§ **WHAT IS EXPECTED**: Copy the records out again in full, keeping them identical.

§ **DATA TO PROCESS**:
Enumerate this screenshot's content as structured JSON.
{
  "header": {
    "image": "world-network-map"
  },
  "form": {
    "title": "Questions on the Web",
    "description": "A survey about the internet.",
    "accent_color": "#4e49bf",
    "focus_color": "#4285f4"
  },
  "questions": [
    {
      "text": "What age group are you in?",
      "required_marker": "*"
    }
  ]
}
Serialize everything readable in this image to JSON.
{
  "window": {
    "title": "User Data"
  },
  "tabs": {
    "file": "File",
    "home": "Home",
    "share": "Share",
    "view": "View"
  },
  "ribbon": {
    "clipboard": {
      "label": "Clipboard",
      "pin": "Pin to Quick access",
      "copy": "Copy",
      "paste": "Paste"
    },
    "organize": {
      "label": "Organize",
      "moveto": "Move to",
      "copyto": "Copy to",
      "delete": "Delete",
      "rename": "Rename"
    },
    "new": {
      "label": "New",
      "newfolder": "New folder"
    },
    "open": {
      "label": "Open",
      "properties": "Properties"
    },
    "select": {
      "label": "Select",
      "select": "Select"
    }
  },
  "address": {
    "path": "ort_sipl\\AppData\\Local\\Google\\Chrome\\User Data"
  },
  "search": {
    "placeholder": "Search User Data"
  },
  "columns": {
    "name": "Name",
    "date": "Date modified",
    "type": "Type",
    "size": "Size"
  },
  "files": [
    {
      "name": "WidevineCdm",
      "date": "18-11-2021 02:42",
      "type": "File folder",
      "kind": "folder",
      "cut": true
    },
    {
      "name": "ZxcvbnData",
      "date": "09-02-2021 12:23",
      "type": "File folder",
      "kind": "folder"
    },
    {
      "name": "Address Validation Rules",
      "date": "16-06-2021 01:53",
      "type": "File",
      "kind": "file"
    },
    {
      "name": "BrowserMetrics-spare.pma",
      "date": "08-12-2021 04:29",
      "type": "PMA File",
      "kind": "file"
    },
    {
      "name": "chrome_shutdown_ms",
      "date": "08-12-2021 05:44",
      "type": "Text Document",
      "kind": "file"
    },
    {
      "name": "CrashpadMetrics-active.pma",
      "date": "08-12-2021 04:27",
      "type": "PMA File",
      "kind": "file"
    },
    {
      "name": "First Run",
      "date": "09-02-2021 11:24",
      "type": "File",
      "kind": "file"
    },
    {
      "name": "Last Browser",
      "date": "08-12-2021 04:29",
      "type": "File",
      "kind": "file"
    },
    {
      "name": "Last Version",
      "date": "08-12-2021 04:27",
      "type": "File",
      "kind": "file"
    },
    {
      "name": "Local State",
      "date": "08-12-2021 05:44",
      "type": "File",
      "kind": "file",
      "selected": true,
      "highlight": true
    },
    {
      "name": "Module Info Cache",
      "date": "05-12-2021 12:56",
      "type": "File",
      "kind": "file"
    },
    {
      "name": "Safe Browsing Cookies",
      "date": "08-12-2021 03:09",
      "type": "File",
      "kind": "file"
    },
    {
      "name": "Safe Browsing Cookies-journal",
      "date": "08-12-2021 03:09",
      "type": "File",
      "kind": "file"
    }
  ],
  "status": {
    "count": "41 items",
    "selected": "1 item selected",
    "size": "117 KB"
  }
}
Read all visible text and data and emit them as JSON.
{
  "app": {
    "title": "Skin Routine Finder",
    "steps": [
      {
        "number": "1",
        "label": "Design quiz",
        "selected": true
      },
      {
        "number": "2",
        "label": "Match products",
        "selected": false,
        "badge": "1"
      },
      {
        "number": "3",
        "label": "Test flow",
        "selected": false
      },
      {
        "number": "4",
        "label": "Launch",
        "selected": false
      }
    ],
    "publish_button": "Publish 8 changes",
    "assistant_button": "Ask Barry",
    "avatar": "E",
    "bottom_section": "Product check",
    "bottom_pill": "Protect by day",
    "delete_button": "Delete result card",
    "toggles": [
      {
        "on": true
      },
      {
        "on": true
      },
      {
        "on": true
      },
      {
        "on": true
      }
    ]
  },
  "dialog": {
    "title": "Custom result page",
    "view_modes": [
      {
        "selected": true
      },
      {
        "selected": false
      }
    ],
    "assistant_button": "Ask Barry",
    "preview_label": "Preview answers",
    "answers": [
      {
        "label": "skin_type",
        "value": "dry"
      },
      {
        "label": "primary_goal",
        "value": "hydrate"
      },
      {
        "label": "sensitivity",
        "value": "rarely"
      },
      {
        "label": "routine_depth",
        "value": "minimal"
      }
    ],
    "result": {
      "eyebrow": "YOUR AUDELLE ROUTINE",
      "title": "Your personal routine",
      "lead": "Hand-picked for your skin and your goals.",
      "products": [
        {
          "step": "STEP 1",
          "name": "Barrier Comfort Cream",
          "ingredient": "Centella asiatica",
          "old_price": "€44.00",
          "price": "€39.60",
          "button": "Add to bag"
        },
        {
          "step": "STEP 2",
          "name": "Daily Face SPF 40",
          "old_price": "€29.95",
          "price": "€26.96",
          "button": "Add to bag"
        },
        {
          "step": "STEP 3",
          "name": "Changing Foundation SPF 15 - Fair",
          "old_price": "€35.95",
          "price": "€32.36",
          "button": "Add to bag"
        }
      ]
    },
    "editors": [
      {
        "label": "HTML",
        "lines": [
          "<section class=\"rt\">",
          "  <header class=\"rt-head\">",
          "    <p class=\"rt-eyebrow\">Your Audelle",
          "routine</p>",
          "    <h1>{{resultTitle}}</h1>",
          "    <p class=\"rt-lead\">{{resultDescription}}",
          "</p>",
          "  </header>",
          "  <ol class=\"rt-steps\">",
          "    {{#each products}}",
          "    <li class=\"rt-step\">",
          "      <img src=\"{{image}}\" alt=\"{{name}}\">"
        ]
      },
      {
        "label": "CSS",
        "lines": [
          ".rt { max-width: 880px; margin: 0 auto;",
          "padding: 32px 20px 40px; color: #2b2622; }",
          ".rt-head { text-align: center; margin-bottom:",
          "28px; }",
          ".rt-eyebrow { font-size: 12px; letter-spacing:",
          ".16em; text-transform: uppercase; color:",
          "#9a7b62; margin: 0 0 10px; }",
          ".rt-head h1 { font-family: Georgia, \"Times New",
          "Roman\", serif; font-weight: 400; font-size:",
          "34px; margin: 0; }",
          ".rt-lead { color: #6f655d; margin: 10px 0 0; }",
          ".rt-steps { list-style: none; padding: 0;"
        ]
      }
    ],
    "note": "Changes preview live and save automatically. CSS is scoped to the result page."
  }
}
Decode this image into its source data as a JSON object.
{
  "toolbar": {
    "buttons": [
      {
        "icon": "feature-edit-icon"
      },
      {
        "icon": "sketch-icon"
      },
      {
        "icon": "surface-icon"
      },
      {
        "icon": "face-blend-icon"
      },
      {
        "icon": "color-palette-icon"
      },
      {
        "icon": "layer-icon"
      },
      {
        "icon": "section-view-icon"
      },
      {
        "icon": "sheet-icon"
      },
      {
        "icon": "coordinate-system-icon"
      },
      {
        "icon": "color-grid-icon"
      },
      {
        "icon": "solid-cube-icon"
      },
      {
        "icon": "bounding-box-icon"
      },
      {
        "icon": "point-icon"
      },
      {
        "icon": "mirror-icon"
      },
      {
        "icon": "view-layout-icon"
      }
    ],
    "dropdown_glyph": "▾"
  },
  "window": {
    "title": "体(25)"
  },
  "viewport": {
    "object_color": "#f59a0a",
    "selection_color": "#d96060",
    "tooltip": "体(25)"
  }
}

§ **WRITTEN RESPONSE**:
Enumerate this screenshot's content as structured JSON.
{
  "header": {
    "image": "world-network-map"
  },
  "form": {
    "title": "Questions on the Web",
    "description": "A survey about the internet.",
    "accent_color": "#4e49bf",
    "focus_color": "#4285f4"
  },
  "questions": [
    {
      "text": "What age group are you in?",
      "required_marker": "*"
    }
  ]
}
Serialize everything readable in this image to JSON.
{
  "window": {
    "title": "User Data"
  },
  "tabs": {
    "file": "File",
    "home": "Home",
    "share": "Share",
    "view": "View"
  },
  "ribbon": {
    "clipboard": {
      "label": "Clipboard",
      "pin": "Pin to Quick access",
      "copy": "Copy",
      "paste": "Paste"
    },
    "organize": {
      "label": "Organize",
      "moveto": "Move to",
      "copyto": "Copy to",
      "delete": "Delete",
      "rename": "Rename"
    },
    "new": {
      "label": "New",
      "newfolder": "New folder"
    },
    "open": {
      "label": "Open",
      "properties": "Properties"
    },
    "select": {
      "label": "Select",
      "select": "Select"
    }
  },
  "address": {
    "path": "ort_sipl\\AppData\\Local\\Google\\Chrome\\User Data"
  },
  "search": {
    "placeholder": "Search User Data"
  },
  "columns": {
    "name": "Name",
    "date": "Date modified",
    "type": "Type",
    "size": "Size"
  },
  "files": [
    {
      "name": "WidevineCdm",
      "date": "18-11-2021 02:42",
      "type": "File folder",
      "kind": "folder",
      "cut": true
    },
    {
      "name": "ZxcvbnData",
      "date": "09-02-2021 12:23",
      "type": "File folder",
      "kind": "folder"
    },
    {
      "name": "Address Validation Rules",
      "date": "16-06-2021 01:53",
      "type": "File",
      "kind": "file"
    },
    {
      "name": "BrowserMetrics-spare.pma",
      "date": "08-12-2021 04:29",
      "type": "PMA File",
      "kind": "file"
    },
    {
      "name": "chrome_shutdown_ms",
      "date": "08-12-2021 05:44",
      "type": "Text Document",
      "kind": "file"
    },
    {
      "name": "CrashpadMetrics-active.pma",
      "date": "08-12-2021 04:27",
      "type": "PMA File",
      "kind": "file"
    },
    {
      "name": "First Run",
      "date": "09-02-2021 11:24",
      "type": "File",
      "kind": "file"
    },
    {
      "name": "Last Browser",
      "date": "08-12-2021 04:29",
      "type": "File",
      "kind": "file"
    },
    {
      "name": "Last Version",
      "date": "08-12-2021 04:27",
      "type": "File",
      "kind": "file"
    },
    {
      "name": "Local State",
      "date": "08-12-2021 05:44",
      "type": "File",
      "kind": "file",
      "selected": true,
      "highlight": true
    },
    {
      "name": "Module Info Cache",
      "date": "05-12-2021 12:56",
      "type": "File",
      "kind": "file"
    },
    {
      "name": "Safe Browsing Cookies",
      "date": "08-12-2021 03:09",
      "type": "File",
      "kind": "file"
    },
    {
      "name": "Safe Browsing Cookies-journal",
      "date": "08-12-2021 03:09",
      "type": "File",
      "kind": "file"
    }
  ],
  "status": {
    "count": "41 items",
    "selected": "1 item selected",
    "size": "117 KB"
  }
}
Read all visible text and data and emit them as JSON.
{
  "app": {
    "title": "Skin Routine Finder",
    "steps": [
      {
        "number": "1",
        "label": "Design quiz",
        "selected": true
      },
      {
        "number": "2",
        "label": "Match products",
        "selected": false,
        "badge": "1"
      },
      {
        "number": "3",
        "label": "Test flow",
        "selected": false
      },
      {
        "number": "4",
        "label": "Launch",
        "selected": false
      }
    ],
    "publish_button": "Publish 8 changes",
    "assistant_button": "Ask Barry",
    "avatar": "E",
    "bottom_section": "Product check",
    "bottom_pill": "Protect by day",
    "delete_button": "Delete result card",
    "toggles": [
      {
        "on": true
      },
      {
        "on": true
      },
      {
        "on": true
      },
      {
        "on": true
      }
    ]
  },
  "dialog": {
    "title": "Custom result page",
    "view_modes": [
      {
        "selected": true
      },
      {
        "selected": false
      }
    ],
    "assistant_button": "Ask Barry",
    "preview_label": "Preview answers",
    "answers": [
      {
        "label": "skin_type",
        "value": "dry"
      },
      {
        "label": "primary_goal",
        "value": "hydrate"
      },
      {
        "label": "sensitivity",
        "value": "rarely"
      },
      {
        "label": "routine_depth",
        "value": "minimal"
      }
    ],
    "result": {
      "eyebrow": "YOUR AUDELLE ROUTINE",
      "title": "Your personal routine",
      "lead": "Hand-picked for your skin and your goals.",
      "products": [
        {
          "step": "STEP 1",
          "name": "Barrier Comfort Cream",
          "ingredient": "Centella asiatica",
          "old_price": "€44.00",
          "price": "€39.60",
          "button": "Add to bag"
        },
        {
          "step": "STEP 2",
          "name": "Daily Face SPF 40",
          "old_price": "€29.95",
          "price": "€26.96",
          "button": "Add to bag"
        },
        {
          "step": "STEP 3",
          "name": "Changing Foundation SPF 15 - Fair",
          "old_price": "€35.95",
          "price": "€32.36",
          "button": "Add to bag"
        }
      ]
    },
    "editors": [
      {
        "label": "HTML",
        "lines": [
          "<section class=\"rt\">",
          "  <header class=\"rt-head\">",
          "    <p class=\"rt-eyebrow\">Your Audelle",
          "routine</p>",
          "    <h1>{{resultTitle}}</h1>",
          "    <p class=\"rt-lead\">{{resultDescription}}",
          "</p>",
          "  </header>",
          "  <ol class=\"rt-steps\">",
          "    {{#each products}}",
          "    <li class=\"rt-step\">",
          "      <img src=\"{{image}}\" alt=\"{{name}}\">"
        ]
      },
      {
        "label": "CSS",
        "lines": [
          ".rt { max-width: 880px; margin: 0 auto;",
          "padding: 32px 20px 40px; color: #2b2622; }",
          ".rt-head { text-align: center; margin-bottom:",
          "28px; }",
          ".rt-eyebrow { font-size: 12px; letter-spacing:",
          ".16em; text-transform: uppercase; color:",
          "#9a7b62; margin: 0 0 10px; }",
          ".rt-head h1 { font-family: Georgia, \"Times New",
          "Roman\", serif; font-weight: 400; font-size:",
          "34px; margin: 0; }",
          ".rt-lead { color: #6f655d; margin: 10px 0 0; }",
          ".rt-steps { list-style: none; padding: 0;"
        ]
      }
    ],
    "note": "Changes preview live and save automatically. CSS is scoped to the result page."
  }
}
Decode this image into its source data as a JSON object.
{
  "toolbar": {
    "buttons": [
      {
        "icon": "feature-edit-icon"
      },
      {
        "icon": "sketch-icon"
      },
      {
        "icon": "surface-icon"
      },
      {
        "icon": "face-blend-icon"
      },
      {
        "icon": "color-palette-icon"
      },
      {
        "icon": "layer-icon"
      },
      {
        "icon": "section-view-icon"
      },
      {
        "icon": "sheet-icon"
      },
      {
        "icon": "coordinate-system-icon"
      },
      {
        "icon": "color-grid-icon"
      },
      {
        "icon": "solid-cube-icon"
      },
      {
        "icon": "bounding-box-icon"
      },
      {
        "icon": "point-icon"
      },
      {
        "icon": "mirror-icon"
      },
      {
        "icon": "view-layout-icon"
      }
    ],
    "dropdown_glyph": "▾"
  },
  "window": {
    "title": "体(25)"
  },
  "viewport": {
    "object_color": "#f59a0a",
    "selection_color": "#d96060",
    "tooltip": "体(25)"
  }
}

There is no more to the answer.